Copyright 2020 NPR. To see more, visit https://www.npr.org.

NOEL KING, HOST:

Copyright 2020 NPR. To see more, visit https://www.npr.org.

TONYA MOSLEY, HOST:

Copyright 2020 NPR. To see more, visit https://www.npr.org.

MARY LOUISE KELLY, HOST:

Copyright 2020 NPR. To see more, visit https://www.npr.org.

RACHEL MARTIN, HOST:

President Trump and his top aides are joining the rash of criticism from conservative circles of a video showing House Speaker Nancy Pelosi inside a San Francisco hair salon earlier this week without a mask.

A clip of the video is circulating online, prompting backlash from Republicans who say it's inappropriate for Pelosi to criticize others for not wearing masks. Pelosi has defended the salon visit and said she was set up by the salon owner, but the incident has escalated already bitter partisan fighting over the federal coronavirus response.

Copyright 2020 NPR. To see more, visit https://www.npr.org.

STEVE INSKEEP, HOST:

Copyright 2020 NPR. To see more, visit https://www.npr.org.

STEVE INSKEEP, HOST:

Copyright 2020 NPR. To see more, visit https://www.npr.org.

STEVE INSKEEP, HOST:

NPR congressional correspondent Kelsey Snell has been listening to that hearing. Kelsey, good morning.

KELSEY SNELL, BYLINE: Good morning.

Copyright 2020 NPR. To see more, visit https://www.npr.org.

STEVE INSKEEP, HOST:

House Speaker Nancy Pelosi, D-Calif., has asked the Congressional Black Caucus to lead the process of drafting a legislative response to the protests that have swept the country following the death of George Floyd.

House Democrats are sorting through dozens of proposals to address policing issues, including excessive use of force and racial profiling.

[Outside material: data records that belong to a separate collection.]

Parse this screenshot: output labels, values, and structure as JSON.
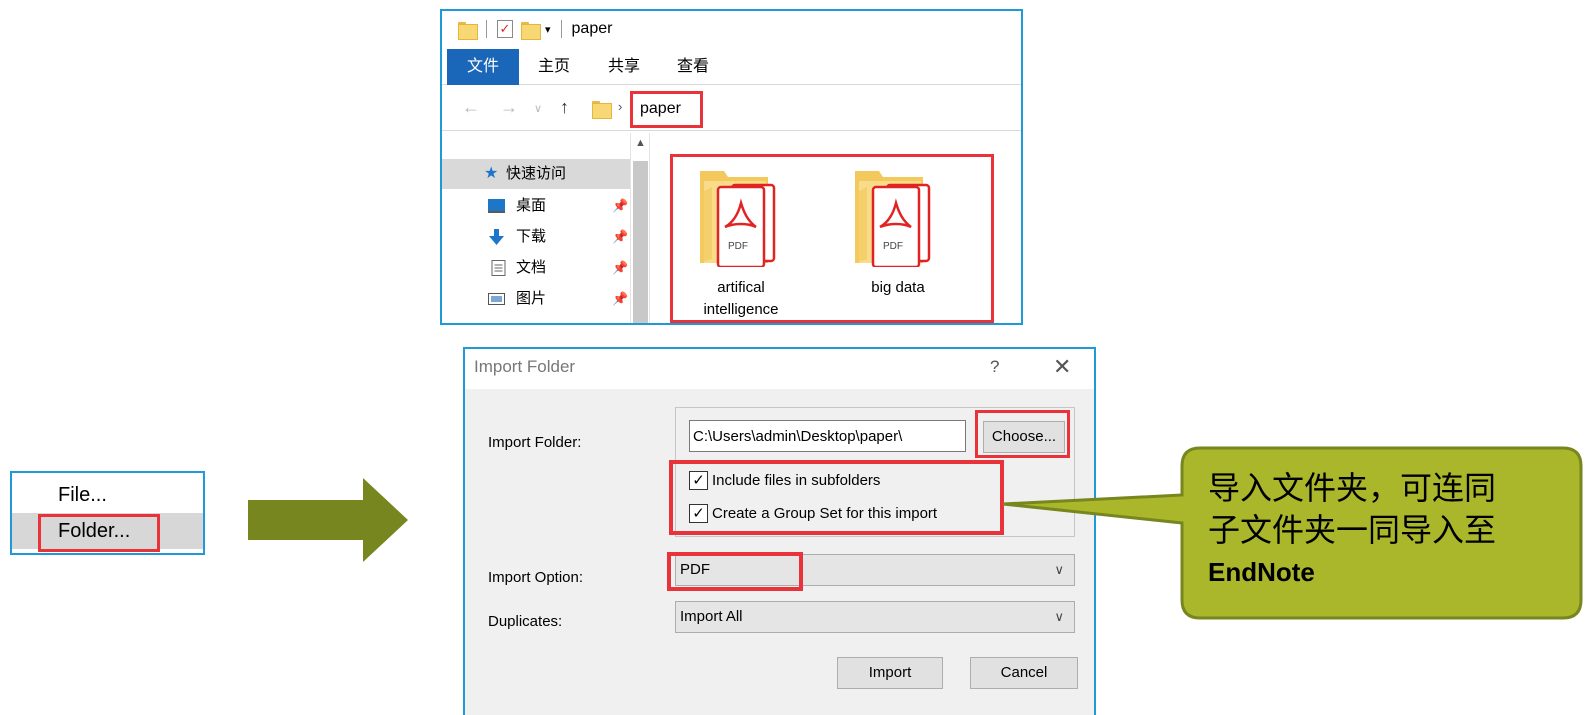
{
  "file_menu": {
    "items": [
      {
        "label": "File..."
      },
      {
        "label": "Folder..."
      }
    ]
  },
  "explorer": {
    "title": "paper",
    "ribbon_tabs": [
      "文件",
      "主页",
      "共享",
      "查看"
    ],
    "address": "paper",
    "sidebar": [
      {
        "label": "快速访问",
        "icon": "star-icon"
      },
      {
        "label": "桌面",
        "icon": "desktop-icon"
      },
      {
        "label": "下载",
        "icon": "download-icon"
      },
      {
        "label": "文档",
        "icon": "document-icon"
      },
      {
        "label": "图片",
        "icon": "picture-icon"
      }
    ],
    "folders": [
      {
        "name_line1": "artifical",
        "name_line2": "intelligence"
      },
      {
        "name_line1": "big data",
        "name_line2": ""
      }
    ]
  },
  "dialog": {
    "title": "Import Folder",
    "help": "?",
    "close": "✕",
    "import_folder_label": "Import Folder:",
    "import_folder_value": "C:\\Users\\admin\\Desktop\\paper\\",
    "choose_label": "Choose...",
    "include_subfolders_label": "Include files in subfolders",
    "include_subfolders_checked": true,
    "group_set_label": "Create a Group Set for this import",
    "group_set_checked": true,
    "import_option_label": "Import Option:",
    "import_option_value": "PDF",
    "duplicates_label": "Duplicates:",
    "duplicates_value": "Import All",
    "import_button": "Import",
    "cancel_button": "Cancel"
  },
  "callout": {
    "line1": "导入文件夹，可连同",
    "line2": "子文件夹一同导入至",
    "line3": "EndNote"
  },
  "colors": {
    "highlight": "#e8333a",
    "arrow": "#77861e",
    "callout_fill": "#aab72a",
    "window_border": "#1e9bd7",
    "ribbon_file_tab": "#1a66b8"
  }
}
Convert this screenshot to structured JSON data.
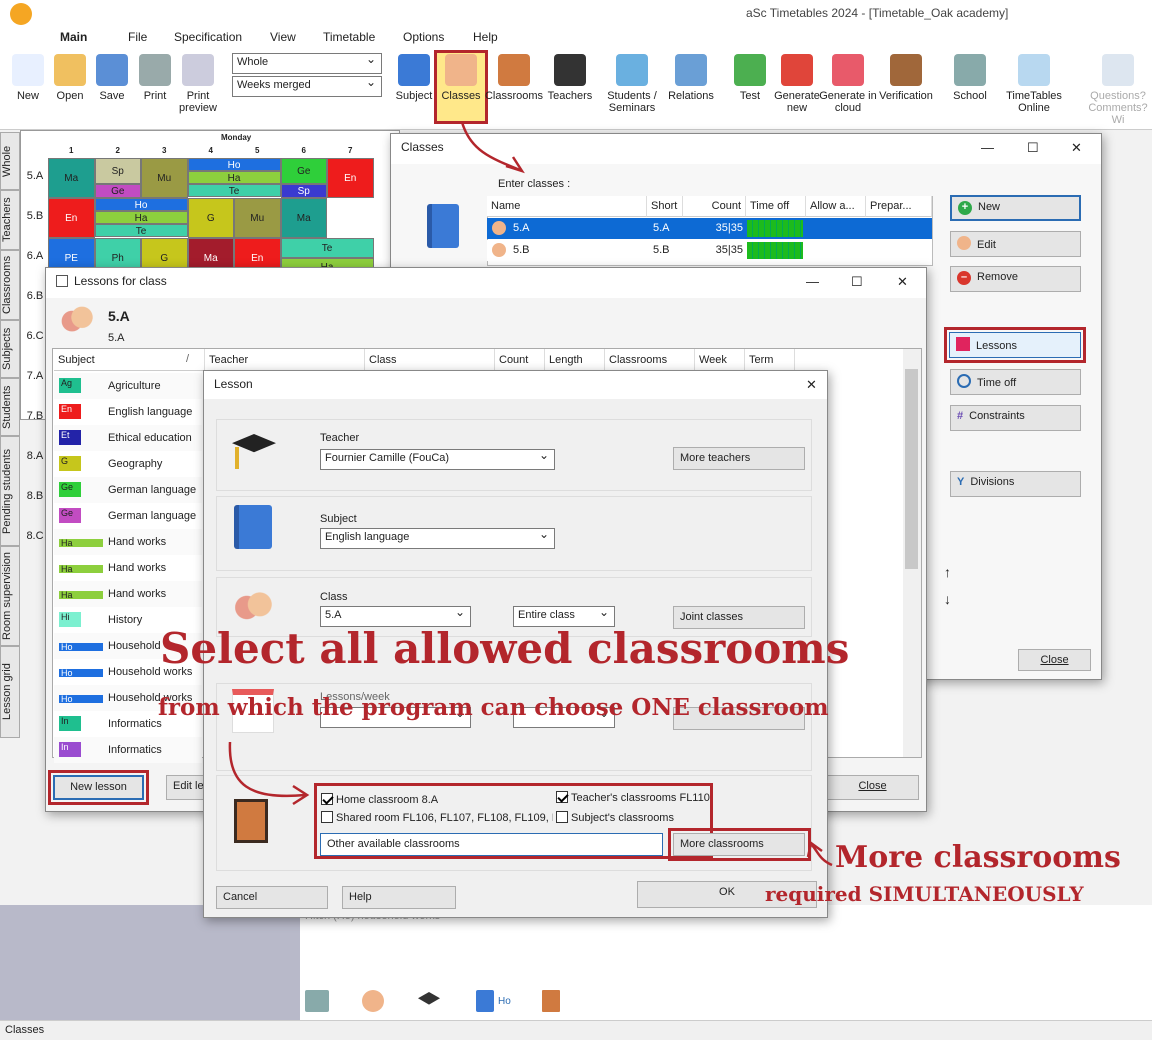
{
  "app": {
    "title": "aSc Timetables 2024 - [Timetable_Oak academy]",
    "statusbar": "Classes",
    "colors": {
      "accent": "#2b6cb3",
      "highlight": "#b3262c"
    }
  },
  "menu": [
    "Main",
    "File",
    "Specification",
    "View",
    "Timetable",
    "Options",
    "Help"
  ],
  "toolbar": {
    "new": "New",
    "open": "Open",
    "save": "Save",
    "print": "Print",
    "print_preview": "Print preview",
    "view_select": "Whole",
    "weeks_select": "Weeks merged",
    "subject": "Subject",
    "classes": "Classes",
    "classrooms": "Classrooms",
    "teachers": "Teachers",
    "students": "Students / Seminars",
    "relations": "Relations",
    "test": "Test",
    "generate_new": "Generate new",
    "generate_cloud": "Generate in cloud",
    "verification": "Verification",
    "school": "School",
    "timetables_online": "TimeTables Online",
    "questions": "Questions? Comments? Wi"
  },
  "side_tabs": [
    "Whole",
    "Teachers",
    "Classrooms",
    "Subjects",
    "Students",
    "Pending students",
    "Room supervision",
    "Lesson grid"
  ],
  "grid": {
    "day": "Monday",
    "periods": [
      "1",
      "2",
      "3",
      "4",
      "5",
      "6",
      "7"
    ],
    "rows": [
      "5.A",
      "5.B",
      "6.A",
      "6.B",
      "6.C",
      "7.A",
      "7.B",
      "8.A",
      "8.B",
      "8.C"
    ],
    "cells": [
      {
        "r": 0,
        "p": 0,
        "t": "Ma",
        "c": "#1e9e8f"
      },
      {
        "r": 0,
        "p": 1,
        "t": "Sp",
        "c": "#c9c9a0"
      },
      {
        "r": 0,
        "p": 1,
        "t": "Ge",
        "c": "#c24cc2",
        "b": 1
      },
      {
        "r": 0,
        "p": 2,
        "t": "Mu",
        "c": "#9a9a44"
      },
      {
        "r": 0,
        "p": 3,
        "t": "Ho",
        "c": "#1e6fe0"
      },
      {
        "r": 0,
        "p": 3,
        "t": "Ha",
        "c": "#8dcf3d",
        "m": 1
      },
      {
        "r": 0,
        "p": 3,
        "t": "Te",
        "c": "#3fd0a8",
        "b": 1
      },
      {
        "r": 0,
        "p": 5,
        "t": "Ge",
        "c": "#2fcf3a"
      },
      {
        "r": 0,
        "p": 5,
        "t": "Sp",
        "c": "#3a3ad0",
        "b": 1
      },
      {
        "r": 0,
        "p": 6,
        "t": "En",
        "c": "#ee1c1c"
      },
      {
        "r": 1,
        "p": 0,
        "t": "En",
        "c": "#ee1c1c"
      },
      {
        "r": 1,
        "p": 1,
        "t": "Ho",
        "c": "#1e6fe0"
      },
      {
        "r": 1,
        "p": 1,
        "t": "Ha",
        "c": "#8dcf3d",
        "m": 1
      },
      {
        "r": 1,
        "p": 1,
        "t": "Te",
        "c": "#3fd0a8",
        "b": 1
      },
      {
        "r": 1,
        "p": 3,
        "t": "G",
        "c": "#c6c61c"
      },
      {
        "r": 1,
        "p": 4,
        "t": "Mu",
        "c": "#9a9a44"
      },
      {
        "r": 1,
        "p": 5,
        "t": "Ma",
        "c": "#1e9e8f"
      },
      {
        "r": 2,
        "p": 0,
        "t": "PE",
        "c": "#1e6fe0"
      },
      {
        "r": 2,
        "p": 1,
        "t": "Ph",
        "c": "#3fd0a8"
      },
      {
        "r": 2,
        "p": 2,
        "t": "G",
        "c": "#c6c61c"
      },
      {
        "r": 2,
        "p": 3,
        "t": "Ma",
        "c": "#a31c2c"
      },
      {
        "r": 2,
        "p": 4,
        "t": "En",
        "c": "#ee1c1c"
      },
      {
        "r": 2,
        "p": 5,
        "t": "Te",
        "c": "#3fd0a8"
      },
      {
        "r": 2,
        "p": 5,
        "t": "Ha",
        "c": "#8dcf3d",
        "b": 1
      }
    ]
  },
  "classes_window": {
    "title": "Classes",
    "enter_label": "Enter classes :",
    "columns": [
      "Name",
      "Short",
      "Count",
      "Time off",
      "Allow a...",
      "Prepar..."
    ],
    "rows": [
      {
        "name": "5.A",
        "short": "5.A",
        "count": "35|35"
      },
      {
        "name": "5.B",
        "short": "5.B",
        "count": "35|35"
      }
    ],
    "buttons": {
      "new": "New",
      "edit": "Edit",
      "remove": "Remove",
      "lessons": "Lessons",
      "time_off": "Time off",
      "constraints": "Constraints",
      "divisions": "Divisions",
      "close": "Close"
    }
  },
  "lessons_window": {
    "title": "Lessons for class",
    "class_name": "5.A",
    "class_short": "5.A",
    "columns": [
      "Subject",
      "Teacher",
      "Class",
      "Count",
      "Length",
      "Classrooms",
      "Week",
      "Term"
    ],
    "subjects": [
      {
        "abbr": "Ag",
        "name": "Agriculture",
        "c": "#1fbf8f"
      },
      {
        "abbr": "En",
        "name": "English language",
        "c": "#ee1c1c"
      },
      {
        "abbr": "Et",
        "name": "Ethical education",
        "c": "#2323a8"
      },
      {
        "abbr": "G",
        "name": "Geography",
        "c": "#c6c61c"
      },
      {
        "abbr": "Ge",
        "name": "German language",
        "c": "#2fcf3a"
      },
      {
        "abbr": "Ge",
        "name": "German language",
        "c": "#c24cc2"
      },
      {
        "abbr": "Ha",
        "name": "Hand works",
        "c": "#8dcf3d"
      },
      {
        "abbr": "Ha",
        "name": "Hand works",
        "c": "#8dcf3d"
      },
      {
        "abbr": "Ha",
        "name": "Hand works",
        "c": "#8dcf3d"
      },
      {
        "abbr": "Hi",
        "name": "History",
        "c": "#7cf0d0"
      },
      {
        "abbr": "Ho",
        "name": "Household",
        "c": "#1e6fe0"
      },
      {
        "abbr": "Ho",
        "name": "Household works",
        "c": "#1e6fe0"
      },
      {
        "abbr": "Ho",
        "name": "Household works",
        "c": "#1e6fe0"
      },
      {
        "abbr": "In",
        "name": "Informatics",
        "c": "#1fbf8f"
      },
      {
        "abbr": "In",
        "name": "Informatics",
        "c": "#9a4cd0"
      }
    ],
    "buttons": {
      "new_lesson": "New lesson",
      "edit_lesson": "Edit le",
      "close": "Close"
    }
  },
  "lesson_dialog": {
    "title": "Lesson",
    "teacher_label": "Teacher",
    "teacher_value": "Fournier Camille (FouCa)",
    "more_teachers": "More teachers",
    "subject_label": "Subject",
    "subject_value": "English language",
    "class_label": "Class",
    "class_value": "5.A",
    "group_value": "Entire class",
    "joint_classes": "Joint classes",
    "lessons_week_label": "Lessons/week",
    "home_classroom": "Home classroom 8.A",
    "teachers_classrooms": "Teacher's classrooms FL110",
    "shared_room": "Shared room FL106, FL107, FL108, FL109, Fl",
    "subjects_classrooms": "Subject's classrooms",
    "other_classrooms": "Other available classrooms",
    "more_classrooms": "More classrooms",
    "cancel": "Cancel",
    "help": "Help",
    "ok": "OK"
  },
  "callouts": {
    "line1": "Select all allowed classrooms",
    "line2": "from which the program can choose ONE classroom",
    "line3": "More classrooms",
    "line4": "required SIMULTANEOUSLY"
  },
  "bottom": {
    "faded_text": "Hitch (Ho) household works",
    "ho_label": "Ho"
  }
}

Copyright 2020 NPR. To see more, visit https://www.npr.org.

RACHEL MARTIN, HOST:

Pages